- [Data records]
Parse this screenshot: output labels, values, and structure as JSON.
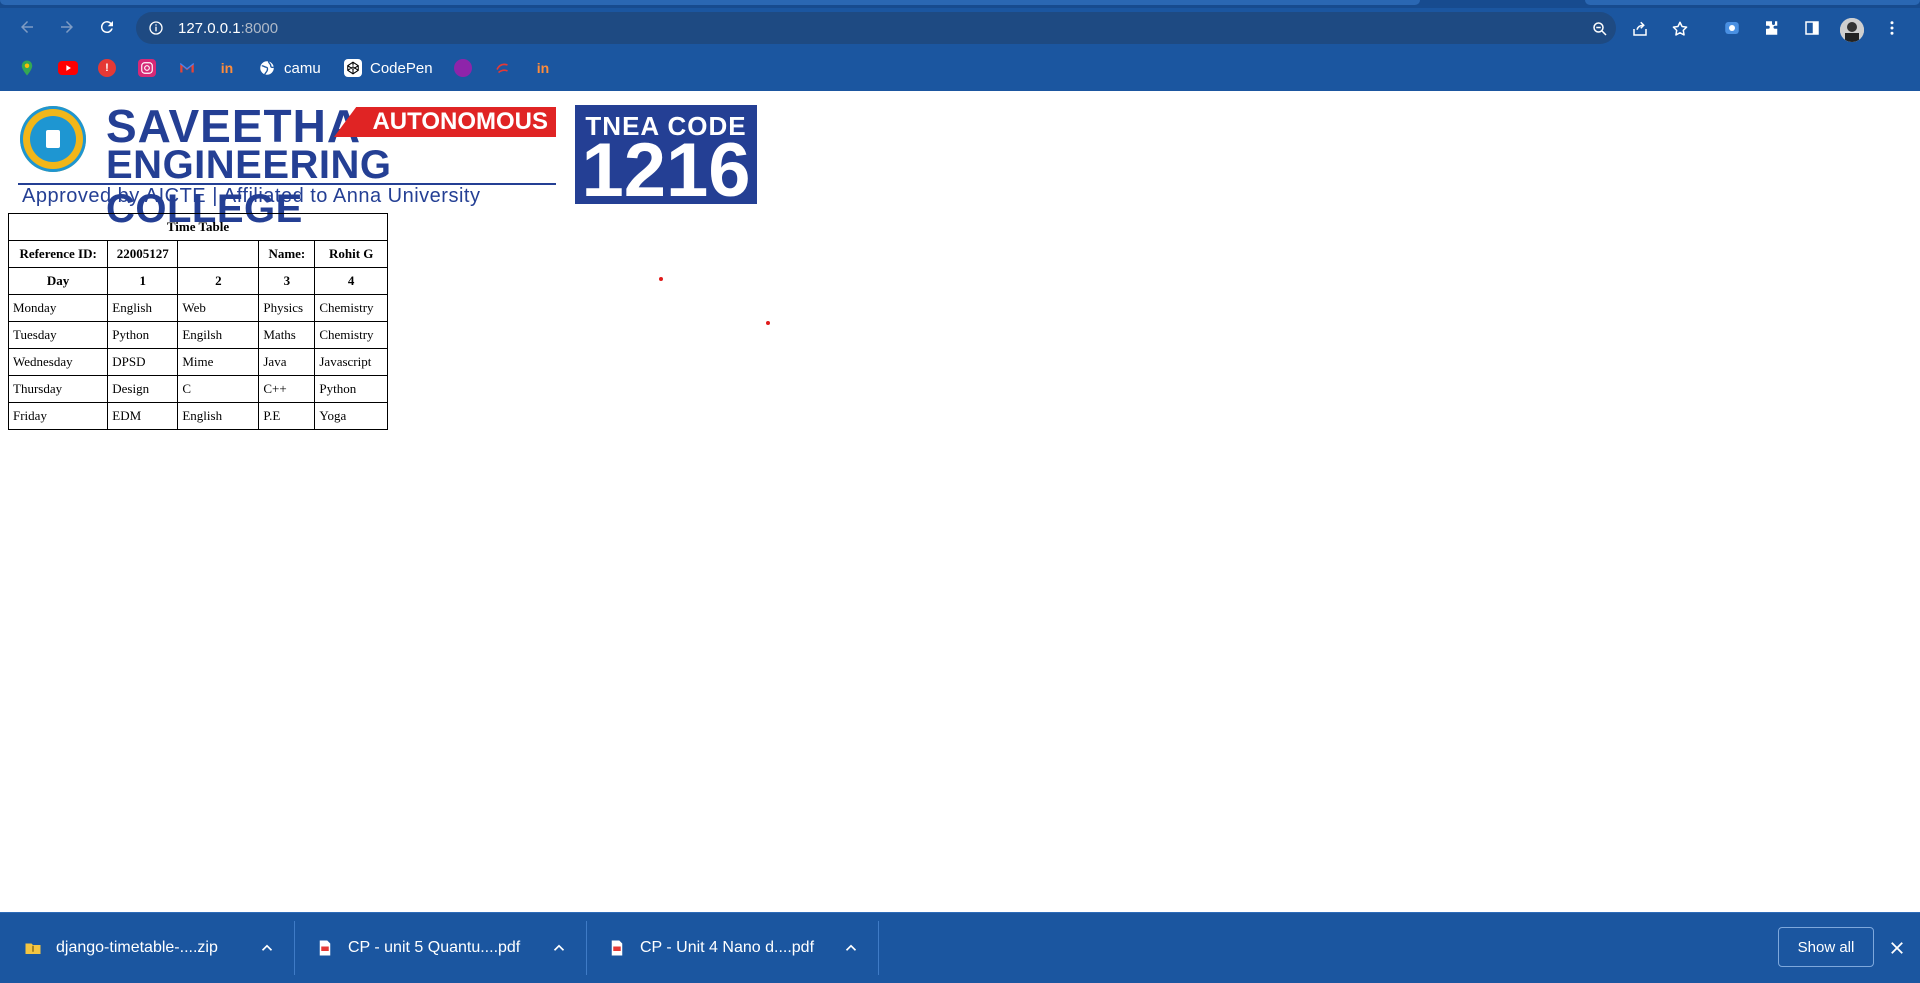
{
  "browser": {
    "url_host": "127.0.0.1",
    "url_port": ":8000"
  },
  "bookmarks": {
    "items": [
      {
        "label": "",
        "icon": "maps-icon"
      },
      {
        "label": "",
        "icon": "youtube-icon"
      },
      {
        "label": "",
        "icon": "alert-icon"
      },
      {
        "label": "",
        "icon": "instagram-icon"
      },
      {
        "label": "",
        "icon": "gmail-icon"
      },
      {
        "label": "",
        "icon": "invision-icon"
      },
      {
        "label": "camu",
        "icon": "globe-icon"
      },
      {
        "label": "CodePen",
        "icon": "codepen-icon"
      },
      {
        "label": "",
        "icon": "circle-icon"
      },
      {
        "label": "",
        "icon": "swirl-icon"
      },
      {
        "label": "",
        "icon": "invision-icon"
      }
    ]
  },
  "logo": {
    "college_line1": "SAVEETHA",
    "badge": "AUTONOMOUS",
    "college_line2": "ENGINEERING COLLEGE",
    "tagline": "Approved by AICTE  |  Affiliated to Anna University",
    "tnea_label": "TNEA CODE",
    "tnea_code": "1216"
  },
  "timetable": {
    "title": "Time Table",
    "ref_label": "Reference ID:",
    "ref_value": "22005127",
    "name_label": "Name:",
    "name_value": "Rohit G",
    "headers": [
      "Day",
      "1",
      "2",
      "3",
      "4"
    ],
    "rows": [
      [
        "Monday",
        "English",
        "Web",
        "Physics",
        "Chemistry"
      ],
      [
        "Tuesday",
        "Python",
        "Engilsh",
        "Maths",
        "Chemistry"
      ],
      [
        "Wednesday",
        "DPSD",
        "Mime",
        "Java",
        "Javascript"
      ],
      [
        "Thursday",
        "Design",
        "C",
        "C++",
        "Python"
      ],
      [
        "Friday",
        "EDM",
        "English",
        "P.E",
        "Yoga"
      ]
    ]
  },
  "downloads": {
    "items": [
      {
        "name": "django-timetable-....zip",
        "type": "zip"
      },
      {
        "name": "CP - unit 5 Quantu....pdf",
        "type": "pdf"
      },
      {
        "name": "CP - Unit 4 Nano d....pdf",
        "type": "pdf"
      }
    ],
    "show_all": "Show all"
  },
  "colors": {
    "chrome": "#1b56a0",
    "brand_blue": "#243f94",
    "badge_red": "#e02424"
  }
}
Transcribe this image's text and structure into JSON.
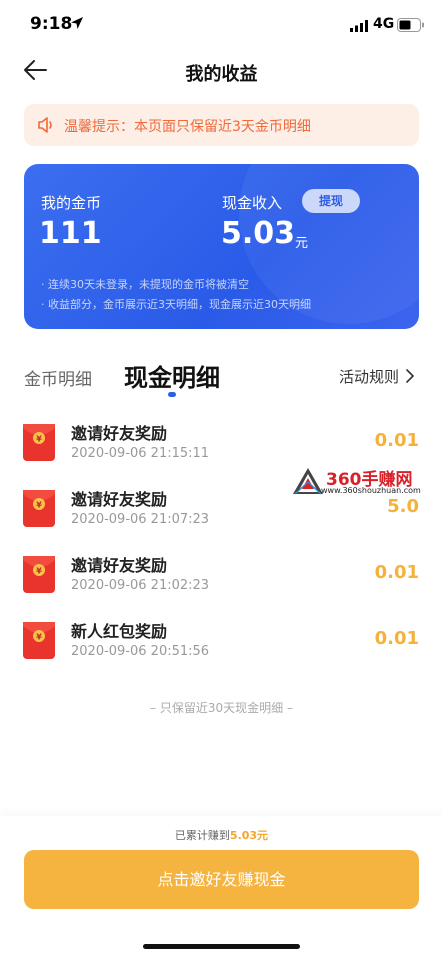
{
  "status_bar": {
    "time": "9:18",
    "network": "4G"
  },
  "nav": {
    "title": "我的收益"
  },
  "notice": {
    "text": "温馨提示：本页面只保留近3天金币明细"
  },
  "balance_card": {
    "coin_label": "我的金币",
    "coin_value": "111",
    "cash_label": "现金收入",
    "withdraw_label": "提现",
    "cash_value": "5.03",
    "cash_unit": "元",
    "note_1": "· 连续30天未登录，未提现的金币将被清空",
    "note_2": "· 收益部分，金币展示近3天明细，现金展示近30天明细"
  },
  "tabs": {
    "coin_tab": "金币明细",
    "cash_tab": "现金明细",
    "rules_link": "活动规则"
  },
  "records": [
    {
      "title": "邀请好友奖励",
      "time": "2020-09-06 21:15:11",
      "amount": "0.01"
    },
    {
      "title": "邀请好友奖励",
      "time": "2020-09-06 21:07:23",
      "amount": "5.0"
    },
    {
      "title": "邀请好友奖励",
      "time": "2020-09-06 21:02:23",
      "amount": "0.01"
    },
    {
      "title": "新人红包奖励",
      "time": "2020-09-06 20:51:56",
      "amount": "0.01"
    }
  ],
  "list_footer": "– 只保留近30天现金明细 –",
  "watermark": {
    "main": "360手赚网",
    "sub": "www.360shouzhuan.com"
  },
  "bottom": {
    "total_prefix": "已累计赚到",
    "total_amount": "5.03元",
    "invite_button": "点击邀好友赚现金"
  },
  "colors": {
    "accent_blue": "#2f5fe9",
    "amount_gold": "#f4b23a",
    "notice_orange": "#f06a3a",
    "button_gold": "#f5b43f"
  }
}
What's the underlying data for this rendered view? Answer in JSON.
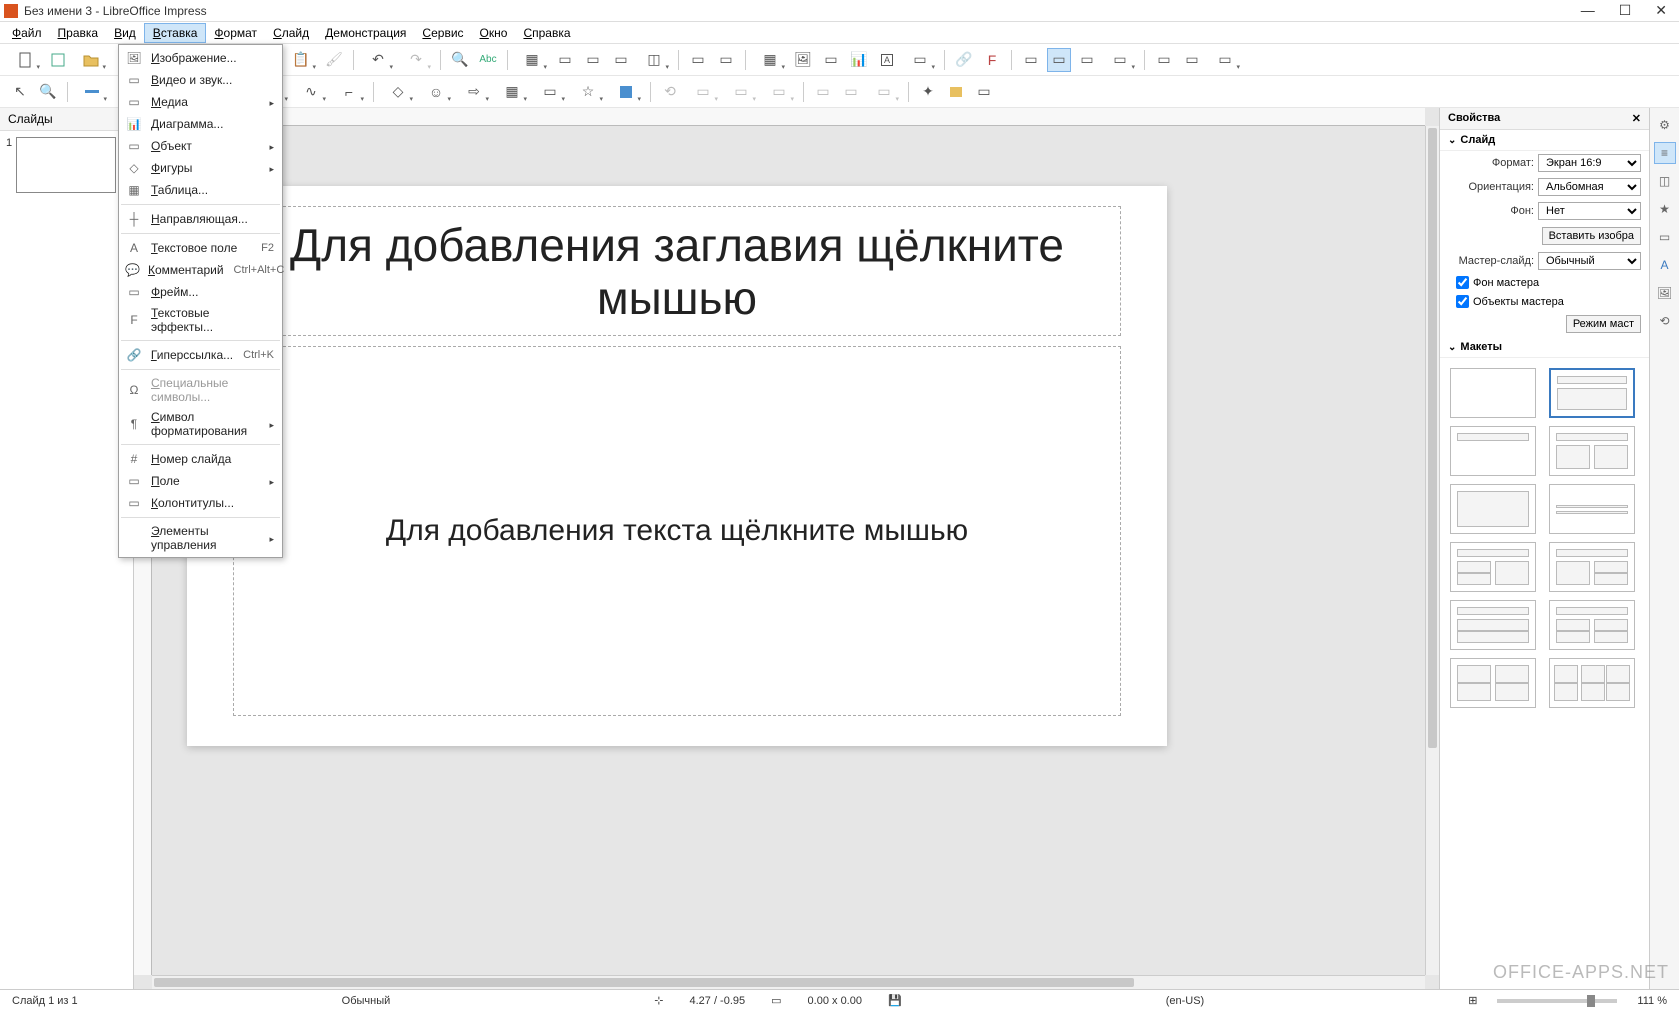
{
  "titlebar": {
    "title": "Без имени 3 - LibreOffice Impress"
  },
  "menubar": {
    "items": [
      "Файл",
      "Правка",
      "Вид",
      "Вставка",
      "Формат",
      "Слайд",
      "Демонстрация",
      "Сервис",
      "Окно",
      "Справка"
    ],
    "active_index": 3
  },
  "dropdown": {
    "items": [
      {
        "label": "Изображение...",
        "icon": "image"
      },
      {
        "label": "Видео и звук...",
        "icon": "media"
      },
      {
        "label": "Медиа",
        "icon": "media",
        "submenu": true
      },
      {
        "label": "Диаграмма...",
        "icon": "chart"
      },
      {
        "label": "Объект",
        "icon": "object",
        "submenu": true
      },
      {
        "label": "Фигуры",
        "icon": "shape",
        "submenu": true
      },
      {
        "label": "Таблица...",
        "icon": "table"
      },
      {
        "sep": true
      },
      {
        "label": "Направляющая...",
        "icon": "guide"
      },
      {
        "sep": true
      },
      {
        "label": "Текстовое поле",
        "icon": "textbox",
        "shortcut": "F2"
      },
      {
        "label": "Комментарий",
        "icon": "comment",
        "shortcut": "Ctrl+Alt+C"
      },
      {
        "label": "Фрейм...",
        "icon": "frame"
      },
      {
        "label": "Текстовые эффекты...",
        "icon": "fontwork"
      },
      {
        "sep": true
      },
      {
        "label": "Гиперссылка...",
        "icon": "link",
        "shortcut": "Ctrl+K"
      },
      {
        "sep": true
      },
      {
        "label": "Специальные символы...",
        "icon": "specialchar",
        "disabled": true
      },
      {
        "label": "Символ форматирования",
        "icon": "mark",
        "submenu": true
      },
      {
        "sep": true
      },
      {
        "label": "Номер слайда",
        "icon": "slidenum"
      },
      {
        "label": "Поле",
        "icon": "field",
        "submenu": true
      },
      {
        "label": "Колонтитулы...",
        "icon": "headerfooter"
      },
      {
        "sep": true
      },
      {
        "label": "Элементы управления",
        "submenu": true
      }
    ]
  },
  "slides_panel": {
    "header": "Слайды",
    "thumbs": [
      {
        "num": "1"
      }
    ]
  },
  "slide": {
    "title_placeholder": "Для добавления заглавия щёлкните мышью",
    "content_placeholder": "Для добавления текста щёлкните мышью"
  },
  "properties": {
    "header": "Свойства",
    "slide_section": "Слайд",
    "format_label": "Формат:",
    "format_value": "Экран 16:9",
    "orientation_label": "Ориентация:",
    "orientation_value": "Альбомная",
    "background_label": "Фон:",
    "background_value": "Нет",
    "insert_image_btn": "Вставить изобра",
    "master_label": "Мастер-слайд:",
    "master_value": "Обычный",
    "cb_master_bg": "Фон мастера",
    "cb_master_objects": "Объекты мастера",
    "master_mode_btn": "Режим маст",
    "layouts_section": "Макеты"
  },
  "statusbar": {
    "slide_of": "Слайд 1 из 1",
    "master": "Обычный",
    "pos": "4.27 / -0.95",
    "size": "0.00 x 0.00",
    "lang": "(en-US)",
    "zoom": "111 %"
  },
  "watermark": "OFFICE-APPS.NET"
}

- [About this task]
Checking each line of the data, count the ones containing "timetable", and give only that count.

- [Solved problem]
2